Elizabeth was born in Cochran Mills, Pennsylvania on May 5, 1867 to Mary Jane and Judge Michael Cochran. Her father died six years later, leaving her mother with fifteen children to raise. Judge Cochran, an upstanding member of the community, died without a will, which left the family without claim to their property and sending the family from wealth to near-poverty. Nevertheless, all of the children were sent to school and the family soon moved to a modest home in Pittsburgh. Elizabeth took on the responsibility of helping to raise her siblings. Elizabeth’s mother remarried, in an attempt to better the lives of her children. However, her husband was very abusive to the family so a divorce was soon carried out. Elizabeth wanted to help her family financially, and so at the vulnerable age of eighteen, she decided to go out and look for work. She soon discovered that only very low-paid occupations were available to women. This discouraged her greatly, although with her great imagination, it would not be long before she was making her mark on the world.
In 1885, she read an article in the town newspaper, the Pittsburgh Dispatch entitled “What girls are good for.” The article (which was written by a male) labeled women as only being good for housework and taking care of children.
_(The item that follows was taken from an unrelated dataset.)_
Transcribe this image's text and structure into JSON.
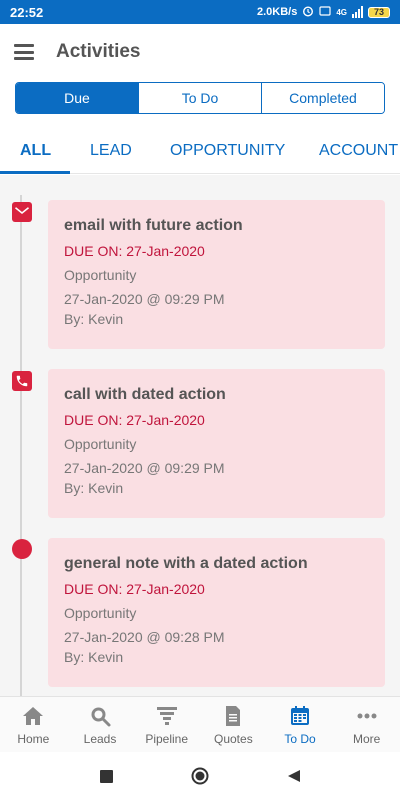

Elizabeth was furious at this, she could not believe how sexist the article was. She took it upon herself to write a letter of protest to the editor of the newspaper. George Madden, the managing editor of the “Dispatch”, was so impressed by Elizabeth’s unique writing skills in her letter (which she signed “Lonely Orphan Girl”) that he took out an ad in the Sunday Dispatch, pleading that Elizabeth come to introduce herself to him. Elizabeth saw the ad, and the very next day found herself at the office of the Pittsburgh Dispatch. On the interview, Mr. Madden asked her what type of articles she would write if she were to be a journalist. She replied that she felt newspapers should tell stories about the lives of ordinary people. Madden decided to hire her. The first piece she ever wrote for the paper was a rebuttal of the sexist piece she read!
When Madden decided he wanted to make Elizabeth a permanent member of his staff, he wanted to make up a pen name for her. After getting several suggestions from workers at the paper, he chose Nellie Bly; the character in the song “Nellie Bly” which was written by a man named Stephen Foster.
Bly’s journalistic style was marked by her “stunt reporting.” For example, she employed herself at a Pittsburgh factory so that she could investigate low wages and unsafe working conditions. She wasn’t only interested in the actually reporting of the story, as...